The full set of lines below has to be written out again exactly.

(Records provided begins)

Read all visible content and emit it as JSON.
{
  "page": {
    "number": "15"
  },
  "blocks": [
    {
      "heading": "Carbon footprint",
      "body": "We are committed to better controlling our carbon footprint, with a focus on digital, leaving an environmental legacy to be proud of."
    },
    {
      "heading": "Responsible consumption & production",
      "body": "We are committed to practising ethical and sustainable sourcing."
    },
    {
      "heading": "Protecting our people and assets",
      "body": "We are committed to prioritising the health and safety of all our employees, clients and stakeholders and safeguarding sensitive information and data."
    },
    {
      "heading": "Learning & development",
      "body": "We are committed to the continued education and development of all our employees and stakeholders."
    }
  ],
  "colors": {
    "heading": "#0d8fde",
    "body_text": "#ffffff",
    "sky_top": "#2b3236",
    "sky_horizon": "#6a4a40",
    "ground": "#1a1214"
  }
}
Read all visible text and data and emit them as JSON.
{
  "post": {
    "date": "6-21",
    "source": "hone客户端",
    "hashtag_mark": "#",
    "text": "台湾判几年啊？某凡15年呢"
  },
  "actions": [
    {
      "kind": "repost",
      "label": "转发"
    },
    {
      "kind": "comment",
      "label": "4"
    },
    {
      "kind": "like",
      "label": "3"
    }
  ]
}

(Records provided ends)

*Completed exercise:*
Read all visible content and emit it as JSON.
{
  "page": {
    "number": "15"
  },
  "blocks": [
    {
      "heading": "Carbon footprint",
      "body": "We are committed to better controlling our carbon footprint, with a focus on digital, leaving an environmental legacy to be proud of."
    },
    {
      "heading": "Responsible consumption & production",
      "body": "We are committed to practising ethical and sustainable sourcing."
    },
    {
      "heading": "Protecting our people and assets",
      "body": "We are committed to prioritising the health and safety of all our employees, clients and stakeholders and safeguarding sensitive information and data."
    },
    {
      "heading": "Learning & development",
      "body": "We are committed to the continued education and development of all our employees and stakeholders."
    }
  ],
  "colors": {
    "heading": "#0d8fde",
    "body_text": "#ffffff",
    "sky_top": "#2b3236",
    "sky_horizon": "#6a4a40",
    "ground": "#1a1214"
  }
}
Read all visible text and data and emit them as JSON.
{
  "post": {
    "date": "6-21",
    "source": "hone客户端",
    "hashtag_mark": "#",
    "text": "台湾判几年啊？某凡15年呢"
  },
  "actions": [
    {
      "kind": "repost",
      "label": "转发"
    },
    {
      "kind": "comment",
      "label": "4"
    },
    {
      "kind": "like",
      "label": "3"
    }
  ]
}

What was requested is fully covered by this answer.